**WORK INSTRUCTION**
Set down the entries below exactly as written.

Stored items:
_ _ _ _

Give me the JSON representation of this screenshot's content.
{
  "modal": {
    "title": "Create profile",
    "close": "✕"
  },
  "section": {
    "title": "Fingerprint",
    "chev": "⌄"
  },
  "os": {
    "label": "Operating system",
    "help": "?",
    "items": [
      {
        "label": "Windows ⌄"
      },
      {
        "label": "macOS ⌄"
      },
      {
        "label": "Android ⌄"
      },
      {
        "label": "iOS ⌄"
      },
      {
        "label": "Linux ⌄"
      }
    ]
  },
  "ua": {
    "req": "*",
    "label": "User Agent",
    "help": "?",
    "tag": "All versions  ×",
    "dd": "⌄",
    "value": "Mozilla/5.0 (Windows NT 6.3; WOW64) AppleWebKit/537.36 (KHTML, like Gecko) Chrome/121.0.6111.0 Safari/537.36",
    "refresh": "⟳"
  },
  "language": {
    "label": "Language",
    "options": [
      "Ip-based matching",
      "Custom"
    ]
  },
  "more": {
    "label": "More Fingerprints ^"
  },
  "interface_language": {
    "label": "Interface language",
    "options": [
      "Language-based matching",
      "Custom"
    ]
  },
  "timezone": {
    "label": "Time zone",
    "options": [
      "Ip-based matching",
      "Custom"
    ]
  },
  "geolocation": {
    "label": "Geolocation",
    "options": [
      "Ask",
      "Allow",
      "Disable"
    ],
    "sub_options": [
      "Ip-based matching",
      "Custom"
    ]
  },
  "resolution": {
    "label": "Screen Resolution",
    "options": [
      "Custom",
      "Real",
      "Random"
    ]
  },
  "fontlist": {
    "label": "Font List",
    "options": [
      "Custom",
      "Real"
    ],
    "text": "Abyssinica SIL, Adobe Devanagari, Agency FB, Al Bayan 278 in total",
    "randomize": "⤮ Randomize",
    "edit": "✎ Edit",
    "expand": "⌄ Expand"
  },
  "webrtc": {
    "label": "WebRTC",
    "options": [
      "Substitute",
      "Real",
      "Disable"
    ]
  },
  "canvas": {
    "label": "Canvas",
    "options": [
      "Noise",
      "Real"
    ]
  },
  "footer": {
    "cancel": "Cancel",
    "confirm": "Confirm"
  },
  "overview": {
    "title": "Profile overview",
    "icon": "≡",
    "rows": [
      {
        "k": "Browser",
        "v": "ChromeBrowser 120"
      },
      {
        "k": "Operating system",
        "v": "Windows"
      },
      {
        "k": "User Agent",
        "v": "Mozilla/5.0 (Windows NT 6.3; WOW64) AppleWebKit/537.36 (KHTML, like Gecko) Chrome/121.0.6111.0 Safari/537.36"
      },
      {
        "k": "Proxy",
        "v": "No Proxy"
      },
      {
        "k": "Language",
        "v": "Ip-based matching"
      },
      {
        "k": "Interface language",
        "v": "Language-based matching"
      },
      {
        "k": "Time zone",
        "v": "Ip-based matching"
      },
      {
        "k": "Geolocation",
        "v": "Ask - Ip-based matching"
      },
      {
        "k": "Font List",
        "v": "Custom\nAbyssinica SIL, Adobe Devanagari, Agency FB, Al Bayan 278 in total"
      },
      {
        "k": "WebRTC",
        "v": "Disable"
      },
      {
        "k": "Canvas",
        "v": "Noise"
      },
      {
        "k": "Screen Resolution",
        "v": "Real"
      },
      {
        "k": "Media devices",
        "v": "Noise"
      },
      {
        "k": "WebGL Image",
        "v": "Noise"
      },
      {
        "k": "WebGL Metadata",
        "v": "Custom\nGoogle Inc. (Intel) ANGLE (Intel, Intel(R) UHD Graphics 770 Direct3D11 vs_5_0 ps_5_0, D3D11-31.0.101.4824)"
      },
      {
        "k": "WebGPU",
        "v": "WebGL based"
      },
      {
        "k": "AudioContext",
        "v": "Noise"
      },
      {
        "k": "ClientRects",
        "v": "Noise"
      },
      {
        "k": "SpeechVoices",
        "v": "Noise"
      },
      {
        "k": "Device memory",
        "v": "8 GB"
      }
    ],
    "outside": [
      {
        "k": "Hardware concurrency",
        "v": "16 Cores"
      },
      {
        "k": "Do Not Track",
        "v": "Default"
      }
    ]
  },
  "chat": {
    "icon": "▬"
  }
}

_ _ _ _

**RESPONSE AREA**
Give me the JSON representation of this screenshot's content.
{
  "modal": {
    "title": "Create profile",
    "close": "✕"
  },
  "section": {
    "title": "Fingerprint",
    "chev": "⌄"
  },
  "os": {
    "label": "Operating system",
    "help": "?",
    "items": [
      {
        "label": "Windows ⌄"
      },
      {
        "label": "macOS ⌄"
      },
      {
        "label": "Android ⌄"
      },
      {
        "label": "iOS ⌄"
      },
      {
        "label": "Linux ⌄"
      }
    ]
  },
  "ua": {
    "req": "*",
    "label": "User Agent",
    "help": "?",
    "tag": "All versions  ×",
    "dd": "⌄",
    "value": "Mozilla/5.0 (Windows NT 6.3; WOW64) AppleWebKit/537.36 (KHTML, like Gecko) Chrome/121.0.6111.0 Safari/537.36",
    "refresh": "⟳"
  },
  "language": {
    "label": "Language",
    "options": [
      "Ip-based matching",
      "Custom"
    ]
  },
  "more": {
    "label": "More Fingerprints ^"
  },
  "interface_language": {
    "label": "Interface language",
    "options": [
      "Language-based matching",
      "Custom"
    ]
  },
  "timezone": {
    "label": "Time zone",
    "options": [
      "Ip-based matching",
      "Custom"
    ]
  },
  "geolocation": {
    "label": "Geolocation",
    "options": [
      "Ask",
      "Allow",
      "Disable"
    ],
    "sub_options": [
      "Ip-based matching",
      "Custom"
    ]
  },
  "resolution": {
    "label": "Screen Resolution",
    "options": [
      "Custom",
      "Real",
      "Random"
    ]
  },
  "fontlist": {
    "label": "Font List",
    "options": [
      "Custom",
      "Real"
    ],
    "text": "Abyssinica SIL, Adobe Devanagari, Agency FB, Al Bayan 278 in total",
    "randomize": "⤮ Randomize",
    "edit": "✎ Edit",
    "expand": "⌄ Expand"
  },
  "webrtc": {
    "label": "WebRTC",
    "options": [
      "Substitute",
      "Real",
      "Disable"
    ]
  },
  "canvas": {
    "label": "Canvas",
    "options": [
      "Noise",
      "Real"
    ]
  },
  "footer": {
    "cancel": "Cancel",
    "confirm": "Confirm"
  },
  "overview": {
    "title": "Profile overview",
    "icon": "≡",
    "rows": [
      {
        "k": "Browser",
        "v": "ChromeBrowser 120"
      },
      {
        "k": "Operating system",
        "v": "Windows"
      },
      {
        "k": "User Agent",
        "v": "Mozilla/5.0 (Windows NT 6.3; WOW64) AppleWebKit/537.36 (KHTML, like Gecko) Chrome/121.0.6111.0 Safari/537.36"
      },
      {
        "k": "Proxy",
        "v": "No Proxy"
      },
      {
        "k": "Language",
        "v": "Ip-based matching"
      },
      {
        "k": "Interface language",
        "v": "Language-based matching"
      },
      {
        "k": "Time zone",
        "v": "Ip-based matching"
      },
      {
        "k": "Geolocation",
        "v": "Ask - Ip-based matching"
      },
      {
        "k": "Font List",
        "v": "Custom\nAbyssinica SIL, Adobe Devanagari, Agency FB, Al Bayan 278 in total"
      },
      {
        "k": "WebRTC",
        "v": "Disable"
      },
      {
        "k": "Canvas",
        "v": "Noise"
      },
      {
        "k": "Screen Resolution",
        "v": "Real"
      },
      {
        "k": "Media devices",
        "v": "Noise"
      },
      {
        "k": "WebGL Image",
        "v": "Noise"
      },
      {
        "k": "WebGL Metadata",
        "v": "Custom\nGoogle Inc. (Intel) ANGLE (Intel, Intel(R) UHD Graphics 770 Direct3D11 vs_5_0 ps_5_0, D3D11-31.0.101.4824)"
      },
      {
        "k": "WebGPU",
        "v": "WebGL based"
      },
      {
        "k": "AudioContext",
        "v": "Noise"
      },
      {
        "k": "ClientRects",
        "v": "Noise"
      },
      {
        "k": "SpeechVoices",
        "v": "Noise"
      },
      {
        "k": "Device memory",
        "v": "8 GB"
      }
    ],
    "outside": [
      {
        "k": "Hardware concurrency",
        "v": "16 Cores"
      },
      {
        "k": "Do Not Track",
        "v": "Default"
      }
    ]
  },
  "chat": {
    "icon": "▬"
  }
}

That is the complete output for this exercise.